Before you sits a duck wearing glasses, perching atop a stool to look down at you. A yardstick is taped to her wing. "Im dreamingfifi a ni ú-vant dhîn. That," she says, waving a yardstick at you, "means, 'I am dreamingfifi, and I'm not your dinner.' You will learn how to translate like that, and perhaps even better. If," she pauses, waving her yardstick for dramatic effect, "you work hard enough."
All fooling around aside, welcome! If you are new to studying Tolkien's languages, I'm happy to be your guide. If you've studied Quenya, I should give you a caution.
Tolkien didn't finish Sindarin. He got close with Quenya, but Sindarin is in pieces, only developed as far as he needed it for a few scattered translations. There is a plentiful vocabulary and fairly complete phonology and phonetic historical development, but very little grammar. Much is left to speculating. Anyone translating in Sindarin is actually translating in Neo-Sindarin, a collection of hypotheses and speculations about what Tolkien was getting at when he wrote the few handfuls of Sindarin texts.
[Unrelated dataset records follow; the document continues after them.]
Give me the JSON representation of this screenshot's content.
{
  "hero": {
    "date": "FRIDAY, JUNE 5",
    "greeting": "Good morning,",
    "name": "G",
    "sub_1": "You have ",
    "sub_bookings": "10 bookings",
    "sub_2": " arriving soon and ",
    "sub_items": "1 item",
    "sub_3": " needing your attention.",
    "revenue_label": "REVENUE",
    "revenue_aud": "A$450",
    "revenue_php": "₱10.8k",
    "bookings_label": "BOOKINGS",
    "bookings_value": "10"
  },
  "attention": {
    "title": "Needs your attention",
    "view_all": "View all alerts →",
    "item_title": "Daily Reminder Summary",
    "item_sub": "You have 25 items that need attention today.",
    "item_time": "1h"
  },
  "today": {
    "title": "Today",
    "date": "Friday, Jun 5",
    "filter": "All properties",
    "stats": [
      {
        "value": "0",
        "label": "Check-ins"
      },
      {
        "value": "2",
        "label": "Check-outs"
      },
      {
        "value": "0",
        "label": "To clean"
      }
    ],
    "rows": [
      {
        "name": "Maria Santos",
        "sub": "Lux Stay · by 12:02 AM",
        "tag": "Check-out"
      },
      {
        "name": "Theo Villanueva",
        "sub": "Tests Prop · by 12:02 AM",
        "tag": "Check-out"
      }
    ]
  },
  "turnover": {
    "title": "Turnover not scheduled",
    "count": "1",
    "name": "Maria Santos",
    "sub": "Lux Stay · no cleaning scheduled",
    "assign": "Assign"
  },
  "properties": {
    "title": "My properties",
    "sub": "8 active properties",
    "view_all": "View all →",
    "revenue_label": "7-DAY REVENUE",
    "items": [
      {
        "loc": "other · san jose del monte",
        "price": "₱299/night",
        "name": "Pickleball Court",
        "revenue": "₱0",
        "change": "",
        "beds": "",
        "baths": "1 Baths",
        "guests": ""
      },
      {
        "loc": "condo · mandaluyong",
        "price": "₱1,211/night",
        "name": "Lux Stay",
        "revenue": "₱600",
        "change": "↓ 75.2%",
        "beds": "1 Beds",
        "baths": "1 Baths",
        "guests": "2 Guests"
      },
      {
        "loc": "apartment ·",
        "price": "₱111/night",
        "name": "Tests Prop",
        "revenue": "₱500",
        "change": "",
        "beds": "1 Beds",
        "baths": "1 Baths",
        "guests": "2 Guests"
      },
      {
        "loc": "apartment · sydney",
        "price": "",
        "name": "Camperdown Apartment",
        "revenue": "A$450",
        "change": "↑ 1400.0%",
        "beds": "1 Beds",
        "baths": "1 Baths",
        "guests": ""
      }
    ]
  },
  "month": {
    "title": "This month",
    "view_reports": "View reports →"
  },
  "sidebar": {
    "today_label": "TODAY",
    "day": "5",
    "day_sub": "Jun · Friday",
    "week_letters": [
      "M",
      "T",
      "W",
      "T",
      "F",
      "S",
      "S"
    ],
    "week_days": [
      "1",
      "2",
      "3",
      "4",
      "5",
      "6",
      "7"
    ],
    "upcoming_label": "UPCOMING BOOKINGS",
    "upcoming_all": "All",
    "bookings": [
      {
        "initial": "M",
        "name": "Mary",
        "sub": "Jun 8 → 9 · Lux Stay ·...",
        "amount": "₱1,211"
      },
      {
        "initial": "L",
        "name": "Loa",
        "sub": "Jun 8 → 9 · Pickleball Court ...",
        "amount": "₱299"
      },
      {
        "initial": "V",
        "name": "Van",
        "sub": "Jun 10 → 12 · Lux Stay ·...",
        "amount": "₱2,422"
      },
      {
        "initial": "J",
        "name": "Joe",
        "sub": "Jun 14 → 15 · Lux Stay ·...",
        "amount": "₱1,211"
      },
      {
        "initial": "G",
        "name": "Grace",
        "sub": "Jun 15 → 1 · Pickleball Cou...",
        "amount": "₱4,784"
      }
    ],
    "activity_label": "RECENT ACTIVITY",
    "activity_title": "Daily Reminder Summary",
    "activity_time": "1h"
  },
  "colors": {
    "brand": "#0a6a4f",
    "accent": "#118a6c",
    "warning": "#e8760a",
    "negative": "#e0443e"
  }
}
The translations in the Lord of the Rings movies are most definitely Neo-Sindarin, and translations in Sindarin without the additions of the many hypotheses are extremely limited.
What I'm doing here is providing a summary of my theories and links to other's theories, whether or not they disagree with my own. In the world of Sindarin reconstruction, I'm quite young and new at the game, but I hope to be rejuvenating the field with plenty of new ideas and new eyes.
My focus with this is not to teach Sindarin as much as describe it. It's impossible to really speak Sindarin, as we know so little about it and can do so little, even with our reconstructing. I hope to give you the tools to go forth and do research on your own, and come to your own conclusions.
I've attempted to design the classes in a way that people not familiar with linguistic or grammatical terminology can follow along with relative ease. You'll be learning a lot of grammatical terms, as this class is partially about linguistics as it is about Sindarin.
One last note: This textbook is edited often. New theories come out all the time, and every once in a while a scrap of paper that Tolkien scribbled on with some notes about Sindarin that revolutionize everything we thought we knew about an aspect of Sindarin gets published, so constantly editing this textbook is a necessity. It's difficult for me - still an undergraduate struggling to put myself through college - to keep up during the semesters, but I don't take summer or winter break courses so I have time to research Sindarin. This also means that the semesters have to be broken up over the year. I can't be doing coursework and correcting the homework you turn in.
Before I let you go, I suggest reading this essay by Carl F. Hostetter: Elvish as She Is Spoke (links to a PDF).
Through this course, I hope you will come to fall in love with Sindarin as I have. Good luck with your studies!
You may have noticed that my textbook is free. Help me keep it that way!